Debra Dinnocenzo:

During the extended work from home experience, We saw a team members being patient and tolerant for the most part, there was an overall sense of acceptance of children appearing on camera, bad hair days, casual dress, barking dogs and noisy backgrounds. It was sometimes impossible to maintain a standard of decorum that existed pre pandemic, and workers learned to overlook and forgive that comfort levels. With video meetings rapidly increased, the value of connecting by video became more apparent, as people increasingly recognize the risks of isolation, and the value of seeing each other for work and personal connectivity. Those who are already skilled at using video tools adapted more easily. We found that people became creative about ways to replicate and simulate some of the interpersonal experiences they missed by not being together, they found ways to have fun and retain important bonds of communication, sharing and support for each other. We'll highlight some of these creative solutions in future episodes, because they demonstrate some of the key learnings that leaders and teams can take from the pandemic experience to enrich the future remote workplaces. certain tasks, such as sales, prospecting performance reviews and problem solving, were initially deferred. But when it became clear that remote work would continue for longer than originally expected, teams found ways to tackle those tasks, because further delaying them would have hurt business. Teams and leaders who made concerted efforts to reach out to each other in a variety of ways were less frustrated by the impact of the extended remote work time. Those who took the initiative to connect on a personal level, ie on specific work tasks reported feeling more engaged with their team and their leader. Digital overload resulting from so many video meetings became a problem as work from home was extended.
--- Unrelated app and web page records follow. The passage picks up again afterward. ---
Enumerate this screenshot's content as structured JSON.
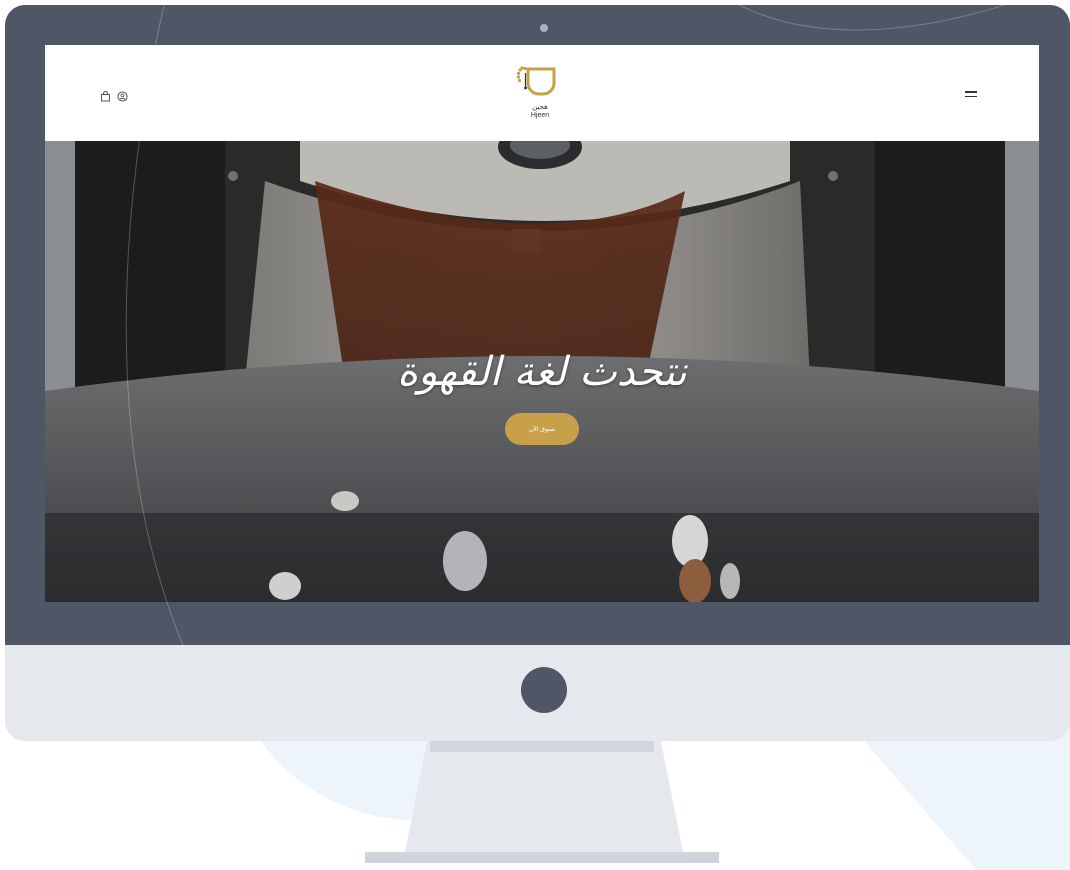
{
  "brand": {
    "name_ar": "هجين",
    "name_en": "Hjeen",
    "accent_color": "#c9a04a"
  },
  "header": {
    "left_icons": [
      "shopping-bag-icon",
      "user-circle-icon"
    ],
    "right_icon": "hamburger-menu-icon"
  },
  "hero": {
    "title": "نتحدث لغة القهوة",
    "button_label": "تسوق الآن",
    "background": "coffee-roaster-photo"
  },
  "device": {
    "frame_color": "#4f5665",
    "chin_color": "#e5e9ee"
  }
}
People realize that it was difficult to stare at a video screen for the same number of minutes it would take to hold an in person meeting. Video meeting, burnout became an increasing complaint. Leaders felt the stress frustration and exhaustion of team members as the pandemic oran many responded by ramping up coaching, support and additional virtual touchpoints with team members. They tried to foster optimism even as employees were furloughed and departments were shut down, and sometimes businesses folded. Leaders found that openness, transparency and increased communication was vital to helping people survive this process.
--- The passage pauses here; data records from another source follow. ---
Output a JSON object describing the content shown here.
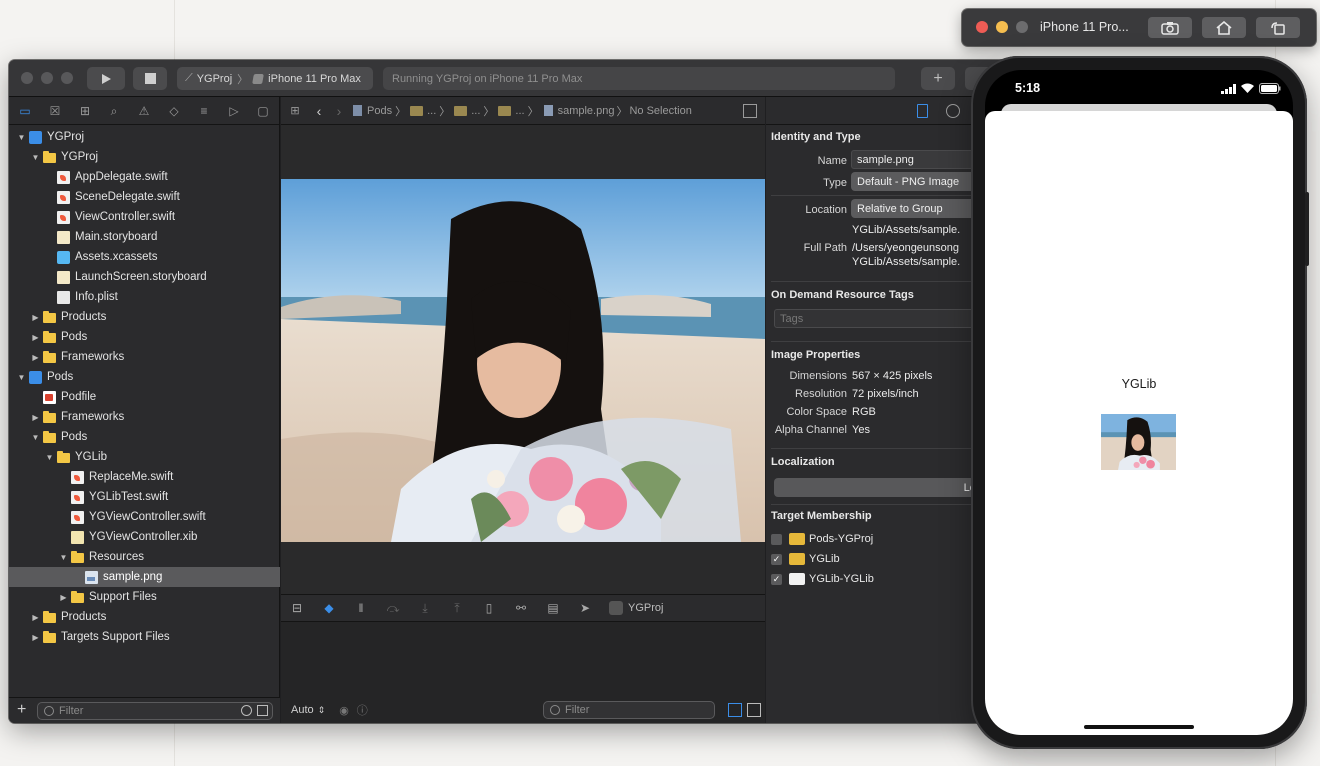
{
  "xcode": {
    "scheme": {
      "target": "YGProj",
      "device": "iPhone 11 Pro Max"
    },
    "activity": "Running YGProj on iPhone 11 Pro Max",
    "add_label": "+",
    "navigator": {
      "items": [
        {
          "label": "YGProj",
          "kind": "proj",
          "depth": 0,
          "open": true
        },
        {
          "label": "YGProj",
          "kind": "folder",
          "depth": 1,
          "open": true
        },
        {
          "label": "AppDelegate.swift",
          "kind": "swift",
          "depth": 2
        },
        {
          "label": "SceneDelegate.swift",
          "kind": "swift",
          "depth": 2
        },
        {
          "label": "ViewController.swift",
          "kind": "swift",
          "depth": 2
        },
        {
          "label": "Main.storyboard",
          "kind": "sb",
          "depth": 2
        },
        {
          "label": "Assets.xcassets",
          "kind": "asset",
          "depth": 2
        },
        {
          "label": "LaunchScreen.storyboard",
          "kind": "sb",
          "depth": 2
        },
        {
          "label": "Info.plist",
          "kind": "plist",
          "depth": 2
        },
        {
          "label": "Products",
          "kind": "folder",
          "depth": 1,
          "open": false
        },
        {
          "label": "Pods",
          "kind": "folder",
          "depth": 1,
          "open": false
        },
        {
          "label": "Frameworks",
          "kind": "folder",
          "depth": 1,
          "open": false
        },
        {
          "label": "Pods",
          "kind": "proj",
          "depth": 0,
          "open": true
        },
        {
          "label": "Podfile",
          "kind": "pod",
          "depth": 1
        },
        {
          "label": "Frameworks",
          "kind": "folder",
          "depth": 1,
          "open": false
        },
        {
          "label": "Pods",
          "kind": "folder",
          "depth": 1,
          "open": true
        },
        {
          "label": "YGLib",
          "kind": "folder",
          "depth": 2,
          "open": true
        },
        {
          "label": "ReplaceMe.swift",
          "kind": "swift",
          "depth": 3
        },
        {
          "label": "YGLibTest.swift",
          "kind": "swift",
          "depth": 3
        },
        {
          "label": "YGViewController.swift",
          "kind": "swift",
          "depth": 3
        },
        {
          "label": "YGViewController.xib",
          "kind": "xib",
          "depth": 3
        },
        {
          "label": "Resources",
          "kind": "folder",
          "depth": 3,
          "open": true
        },
        {
          "label": "sample.png",
          "kind": "png",
          "depth": 4,
          "selected": true
        },
        {
          "label": "Support Files",
          "kind": "folder",
          "depth": 3,
          "open": false
        },
        {
          "label": "Products",
          "kind": "folder",
          "depth": 1,
          "open": false
        },
        {
          "label": "Targets Support Files",
          "kind": "folder",
          "depth": 1,
          "open": false
        }
      ],
      "filter_placeholder": "Filter"
    },
    "jumpbar": {
      "pods": "Pods",
      "ellipsis": "...",
      "file": "sample.png",
      "selection": "No Selection"
    },
    "debug": {
      "target": "YGProj"
    },
    "console": {
      "auto": "Auto",
      "filter_placeholder": "Filter"
    },
    "inspector": {
      "identity": {
        "title": "Identity and Type",
        "name_label": "Name",
        "name_value": "sample.png",
        "type_label": "Type",
        "type_value": "Default - PNG Image",
        "location_label": "Location",
        "location_value": "Relative to Group",
        "location_path": "YGLib/Assets/sample.",
        "fullpath_label": "Full Path",
        "fullpath_line1": "/Users/yeongeunsong",
        "fullpath_line2": "YGLib/Assets/sample."
      },
      "odr": {
        "title": "On Demand Resource Tags",
        "placeholder": "Tags"
      },
      "image": {
        "title": "Image Properties",
        "dimensions_label": "Dimensions",
        "dimensions_value": "567 × 425 pixels",
        "resolution_label": "Resolution",
        "resolution_value": "72 pixels/inch",
        "colorspace_label": "Color Space",
        "colorspace_value": "RGB",
        "alpha_label": "Alpha Channel",
        "alpha_value": "Yes"
      },
      "localization": {
        "title": "Localization",
        "button": "Localize"
      },
      "targets": {
        "title": "Target Membership",
        "items": [
          {
            "label": "Pods-YGProj",
            "checked": false,
            "icon": "target-icon"
          },
          {
            "label": "YGLib",
            "checked": true,
            "icon": "target-icon"
          },
          {
            "label": "YGLib-YGLib",
            "checked": true,
            "icon": "bundle-icon"
          }
        ]
      }
    }
  },
  "simulator": {
    "title": "iPhone 11 Pro...",
    "time": "5:18",
    "label": "YGLib"
  }
}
Debra Dinnocenzo:

Although the pandemic created extraordinary and unpredicted circumstances, leaders and team members who work together and learn to adapt, created solutions to some of the most vexing problems of the virtual workplace, some leaders gained valuable experience in overcoming or managing remote work obstacles. It's clear that much was learned as a result of the intense ramp up of remote work during the pandemic. And these insights provide a wealth of opportunity for leaders to leverage as we shift to more stable and lasting models of remote work and hybrid work. We will be addressing in future podcasts many of the challenges and learnings that have brought us to a new understanding of the evolving role of leaders in the next normal of remote work. Join me for future episodes of the remote leadership podcast to hear tips, techniques and timely information to accelerate the success of remote leaders and their teams in the expanding hybrid workplace. In the meantime, remember to subscribe and share this podcast with your colleagues. For access to helpful resources for remote leaders. Visit remote leadership podcast.com.